But it is not only grammar, punctuation, spelling errors and typos that Apollo Communication will address when proofreading a report. Layout, consistency in the style of tables and illustrations will also be part of the remit, and references will be presented in a precise and systematic manner that is in keeping with a stipulated house style.

Apollo Communication, established in 1999, has helped government bodies and businesses to choose a suitable publication house style where one is not already in place. A house style is meant to ensure consistency in presentation of the written word. Dates should be presented consistently throughout a document. For example, ‘23 July 2006’, is clear and easy to read: here figures are separated by a word, but it should not be ‘July 30, 2006’ in another part of the text. The same applies for the names of organizations, especially when capitalization must be adhered to. Proofread reports will be presented in a professional manner; and they will be free of jargon, spelling mistakes and precise in their meaning.


It has been said that proofreading is akin to spring cleaning. You spring clean your house because your friends are coming and the place is now spick and span, until your friends arrive and notice corners and crevices that you have missed.

It's practically impossible to spot mistakes in a document that you have been working on for many hours. To be honest, spotting mistakes in your own writing is not easy; misspelt words, confused meanings in the text and inconsistencies are just some of the errors that can be rectified by a fresh pair of eyes. Spell-checkers are not really the answer and some of the flimsiest errors can be missed, even when a document is read aloud or checked in hard copy.

Publication errors can change the meaning of what is implied in a sentence and they can be embarrassing for the author and the reader alike.

Here are some errors that have appeared in journals and websites:
  • company headquartered are in the USA (UK website)
  • they waved their claim for a better deal (Finance journal)
  • the lady was sipping her coffee when she tasted something funny. She experiences other affects, too (US website)
  • Mrs Mason is a heroin, who deserves our gratitude (The Spectator)

It is errors like these that professional editing and proofreading can address at reasonable cost and at fast turnaround times.

Not so long ago a client asked for our opinion about a chapter of their manuscript that they were about to send for translation.

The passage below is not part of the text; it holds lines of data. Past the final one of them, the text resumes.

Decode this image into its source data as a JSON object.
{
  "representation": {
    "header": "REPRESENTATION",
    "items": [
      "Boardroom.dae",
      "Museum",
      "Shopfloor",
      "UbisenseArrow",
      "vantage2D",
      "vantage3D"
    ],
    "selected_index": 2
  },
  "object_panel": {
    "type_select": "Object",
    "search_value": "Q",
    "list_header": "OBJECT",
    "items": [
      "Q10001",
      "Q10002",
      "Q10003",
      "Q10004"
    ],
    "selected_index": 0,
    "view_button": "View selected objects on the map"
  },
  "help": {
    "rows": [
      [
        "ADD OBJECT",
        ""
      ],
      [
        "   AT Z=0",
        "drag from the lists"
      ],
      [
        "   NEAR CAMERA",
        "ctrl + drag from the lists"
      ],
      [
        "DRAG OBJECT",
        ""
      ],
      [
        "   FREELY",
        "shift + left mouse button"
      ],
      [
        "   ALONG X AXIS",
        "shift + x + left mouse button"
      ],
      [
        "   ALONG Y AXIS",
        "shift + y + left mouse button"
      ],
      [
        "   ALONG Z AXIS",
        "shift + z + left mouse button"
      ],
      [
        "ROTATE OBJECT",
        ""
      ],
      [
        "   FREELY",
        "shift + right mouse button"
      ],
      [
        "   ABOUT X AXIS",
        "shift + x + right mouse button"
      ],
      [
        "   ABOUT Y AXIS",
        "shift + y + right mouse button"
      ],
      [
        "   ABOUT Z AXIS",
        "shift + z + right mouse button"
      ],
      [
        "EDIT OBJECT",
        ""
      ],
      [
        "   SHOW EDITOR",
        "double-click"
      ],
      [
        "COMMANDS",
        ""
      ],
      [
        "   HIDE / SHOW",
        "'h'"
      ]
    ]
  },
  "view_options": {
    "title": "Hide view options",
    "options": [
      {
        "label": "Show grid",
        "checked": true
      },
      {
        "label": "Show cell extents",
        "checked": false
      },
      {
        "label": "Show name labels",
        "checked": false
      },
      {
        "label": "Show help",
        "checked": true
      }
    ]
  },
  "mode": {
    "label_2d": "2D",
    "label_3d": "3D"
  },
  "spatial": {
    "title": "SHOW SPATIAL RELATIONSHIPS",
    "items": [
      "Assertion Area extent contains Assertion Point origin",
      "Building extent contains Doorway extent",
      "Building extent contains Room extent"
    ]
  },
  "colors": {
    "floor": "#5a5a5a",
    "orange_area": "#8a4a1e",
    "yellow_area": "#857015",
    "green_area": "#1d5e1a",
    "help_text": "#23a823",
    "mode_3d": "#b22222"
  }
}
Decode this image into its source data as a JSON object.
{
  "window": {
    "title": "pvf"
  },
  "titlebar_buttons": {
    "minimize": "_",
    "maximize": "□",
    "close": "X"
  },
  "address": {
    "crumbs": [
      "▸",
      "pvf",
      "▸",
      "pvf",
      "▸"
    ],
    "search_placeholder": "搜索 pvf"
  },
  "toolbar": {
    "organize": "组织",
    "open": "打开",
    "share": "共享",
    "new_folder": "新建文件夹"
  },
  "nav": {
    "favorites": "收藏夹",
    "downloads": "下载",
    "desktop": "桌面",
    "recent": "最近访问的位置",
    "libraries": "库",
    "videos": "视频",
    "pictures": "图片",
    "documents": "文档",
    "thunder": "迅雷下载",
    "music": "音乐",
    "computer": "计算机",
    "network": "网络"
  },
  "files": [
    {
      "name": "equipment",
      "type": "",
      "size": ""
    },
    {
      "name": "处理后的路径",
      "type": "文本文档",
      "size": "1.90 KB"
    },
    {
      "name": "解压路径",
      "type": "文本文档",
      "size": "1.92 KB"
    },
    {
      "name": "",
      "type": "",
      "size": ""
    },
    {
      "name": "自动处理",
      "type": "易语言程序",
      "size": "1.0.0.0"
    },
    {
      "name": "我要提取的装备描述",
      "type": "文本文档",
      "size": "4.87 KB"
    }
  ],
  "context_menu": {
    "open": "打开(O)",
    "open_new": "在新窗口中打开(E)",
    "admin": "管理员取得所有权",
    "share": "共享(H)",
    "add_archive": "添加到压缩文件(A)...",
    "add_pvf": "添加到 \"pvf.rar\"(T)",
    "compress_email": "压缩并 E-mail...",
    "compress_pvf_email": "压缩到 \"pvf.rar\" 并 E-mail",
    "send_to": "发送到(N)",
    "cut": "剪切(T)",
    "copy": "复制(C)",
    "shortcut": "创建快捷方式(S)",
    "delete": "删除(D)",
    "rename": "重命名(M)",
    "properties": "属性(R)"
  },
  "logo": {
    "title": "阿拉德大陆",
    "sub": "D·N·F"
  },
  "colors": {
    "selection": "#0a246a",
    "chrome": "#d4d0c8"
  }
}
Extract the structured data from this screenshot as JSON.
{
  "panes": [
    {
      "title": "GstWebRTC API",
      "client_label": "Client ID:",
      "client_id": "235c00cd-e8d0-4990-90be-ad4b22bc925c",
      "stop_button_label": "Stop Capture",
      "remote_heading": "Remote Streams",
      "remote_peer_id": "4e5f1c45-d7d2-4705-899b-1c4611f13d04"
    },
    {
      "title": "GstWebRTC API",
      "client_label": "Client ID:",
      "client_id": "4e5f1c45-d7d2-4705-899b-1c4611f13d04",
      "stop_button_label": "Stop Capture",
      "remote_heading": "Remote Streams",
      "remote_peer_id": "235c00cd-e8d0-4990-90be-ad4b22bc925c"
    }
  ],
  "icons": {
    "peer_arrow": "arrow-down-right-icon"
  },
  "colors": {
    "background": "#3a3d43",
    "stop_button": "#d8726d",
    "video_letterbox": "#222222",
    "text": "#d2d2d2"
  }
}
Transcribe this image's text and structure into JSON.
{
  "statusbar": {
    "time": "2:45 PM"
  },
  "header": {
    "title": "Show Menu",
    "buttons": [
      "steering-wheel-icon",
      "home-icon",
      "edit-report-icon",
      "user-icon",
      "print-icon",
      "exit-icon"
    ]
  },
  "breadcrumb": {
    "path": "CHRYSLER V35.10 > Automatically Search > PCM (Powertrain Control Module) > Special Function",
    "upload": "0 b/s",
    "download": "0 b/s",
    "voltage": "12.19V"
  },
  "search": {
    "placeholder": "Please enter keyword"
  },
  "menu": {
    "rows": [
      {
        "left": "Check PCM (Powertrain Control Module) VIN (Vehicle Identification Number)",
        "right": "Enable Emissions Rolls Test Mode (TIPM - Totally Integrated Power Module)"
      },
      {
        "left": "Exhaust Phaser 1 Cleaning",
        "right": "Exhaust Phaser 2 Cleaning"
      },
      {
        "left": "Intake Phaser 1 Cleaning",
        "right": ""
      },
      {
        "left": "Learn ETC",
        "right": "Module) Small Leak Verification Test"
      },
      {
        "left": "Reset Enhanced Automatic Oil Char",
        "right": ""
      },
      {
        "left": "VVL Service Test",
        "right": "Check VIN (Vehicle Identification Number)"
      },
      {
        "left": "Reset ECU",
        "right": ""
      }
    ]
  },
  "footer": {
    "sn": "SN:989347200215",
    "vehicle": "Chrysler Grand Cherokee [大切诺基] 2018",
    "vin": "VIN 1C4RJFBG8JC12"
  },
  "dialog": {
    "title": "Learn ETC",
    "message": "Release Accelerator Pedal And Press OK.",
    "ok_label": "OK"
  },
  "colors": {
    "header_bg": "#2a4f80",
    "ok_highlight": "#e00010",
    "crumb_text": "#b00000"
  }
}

The book in question, they maintained, had been proofread; they asked us to ‘look over it’. It was well written but it was riddled with a multiplicity of grammatical errors and inconsistencies, such as (‘among’/‘amongst’; ‘realise’/‘realize’), clichés (‘they swept them into their arms’) and headings that were inconsistent in style (‘Reasons for society's actions’/‘Structure of The Book’). There were also many instances where dashes should have been used in place of hyphens and vice versa.

What does editing entail? Editing makes sure that sentences mean what they are intended to mean; that layout in a document is accurate and that text is presented in a professional manner for its intended audience; and that books, booklets, dissertations and reports are consistent in their style and free of jargon.

Editing, sometimes referred to as copy-editing, is an essential part of publication. Unedited documents that are riddled with grammatical errors give a poor impression of their authors. Authors are known to overlook elementary errors and inconsistencies in the documents they produce.

Written material should be free of grammatical and stylistic errors, including spelling errors, inconsistencies and ambiguities in meaning.

Developmental editing involves not only copy-editing and proofreading, but a substantial amount of rewriting and reorganization to improve a document's clarity.

When clients ask for proofreading, they really mean that they want a document to be checked for all kinds of errors. This may entail checking for typos (literals), missing words, repeated phrases and bad word breaks.

It is for these reasons that the ‘fresh pair of eyes’ is so important in the final preparation of a document.